◆ What is required:
Copy each line of the data below with the word "text".

** Extracted information follows **

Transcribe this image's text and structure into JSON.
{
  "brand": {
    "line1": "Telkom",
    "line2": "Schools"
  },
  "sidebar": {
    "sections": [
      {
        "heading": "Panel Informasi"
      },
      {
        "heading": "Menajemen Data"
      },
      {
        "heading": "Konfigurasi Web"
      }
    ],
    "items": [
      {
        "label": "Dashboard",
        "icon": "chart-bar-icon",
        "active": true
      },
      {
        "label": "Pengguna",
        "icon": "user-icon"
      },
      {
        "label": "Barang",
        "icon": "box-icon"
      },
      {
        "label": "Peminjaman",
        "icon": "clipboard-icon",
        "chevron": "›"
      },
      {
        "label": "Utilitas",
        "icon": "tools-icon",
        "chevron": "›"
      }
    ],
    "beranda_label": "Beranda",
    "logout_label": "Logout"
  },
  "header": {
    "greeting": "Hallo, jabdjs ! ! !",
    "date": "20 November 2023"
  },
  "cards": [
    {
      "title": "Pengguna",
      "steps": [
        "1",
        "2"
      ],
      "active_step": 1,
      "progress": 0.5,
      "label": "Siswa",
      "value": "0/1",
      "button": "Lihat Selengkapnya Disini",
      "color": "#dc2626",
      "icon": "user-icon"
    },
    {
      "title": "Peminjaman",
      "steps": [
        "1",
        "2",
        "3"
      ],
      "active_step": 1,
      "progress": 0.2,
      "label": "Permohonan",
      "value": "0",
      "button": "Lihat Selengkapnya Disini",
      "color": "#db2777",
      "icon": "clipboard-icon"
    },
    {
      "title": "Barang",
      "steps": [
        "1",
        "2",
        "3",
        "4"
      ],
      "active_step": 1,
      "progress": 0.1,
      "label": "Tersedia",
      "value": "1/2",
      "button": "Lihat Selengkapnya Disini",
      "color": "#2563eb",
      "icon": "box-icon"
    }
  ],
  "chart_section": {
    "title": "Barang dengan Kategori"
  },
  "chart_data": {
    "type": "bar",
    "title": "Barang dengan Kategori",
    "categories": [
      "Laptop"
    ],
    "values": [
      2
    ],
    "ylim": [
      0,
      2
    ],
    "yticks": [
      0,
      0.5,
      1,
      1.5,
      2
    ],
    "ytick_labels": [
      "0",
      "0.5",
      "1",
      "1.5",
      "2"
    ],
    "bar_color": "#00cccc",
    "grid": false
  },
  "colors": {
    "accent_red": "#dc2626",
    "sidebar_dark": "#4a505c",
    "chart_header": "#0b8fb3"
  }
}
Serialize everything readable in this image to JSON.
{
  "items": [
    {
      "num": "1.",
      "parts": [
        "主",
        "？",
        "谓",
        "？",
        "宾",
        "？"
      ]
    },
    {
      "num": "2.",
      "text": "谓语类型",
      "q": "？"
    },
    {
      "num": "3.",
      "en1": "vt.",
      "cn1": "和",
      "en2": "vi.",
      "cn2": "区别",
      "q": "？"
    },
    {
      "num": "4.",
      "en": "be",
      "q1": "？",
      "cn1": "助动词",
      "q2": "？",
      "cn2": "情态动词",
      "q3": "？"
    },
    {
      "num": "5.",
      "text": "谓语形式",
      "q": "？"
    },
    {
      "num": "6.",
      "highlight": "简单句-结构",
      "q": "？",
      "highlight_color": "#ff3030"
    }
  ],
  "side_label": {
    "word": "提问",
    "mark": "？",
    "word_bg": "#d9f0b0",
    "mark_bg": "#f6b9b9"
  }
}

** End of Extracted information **

◆ Response area:
Transcribe this image's text and structure into JSON.
      "text": "谓语类型",
      "text": "谓语形式",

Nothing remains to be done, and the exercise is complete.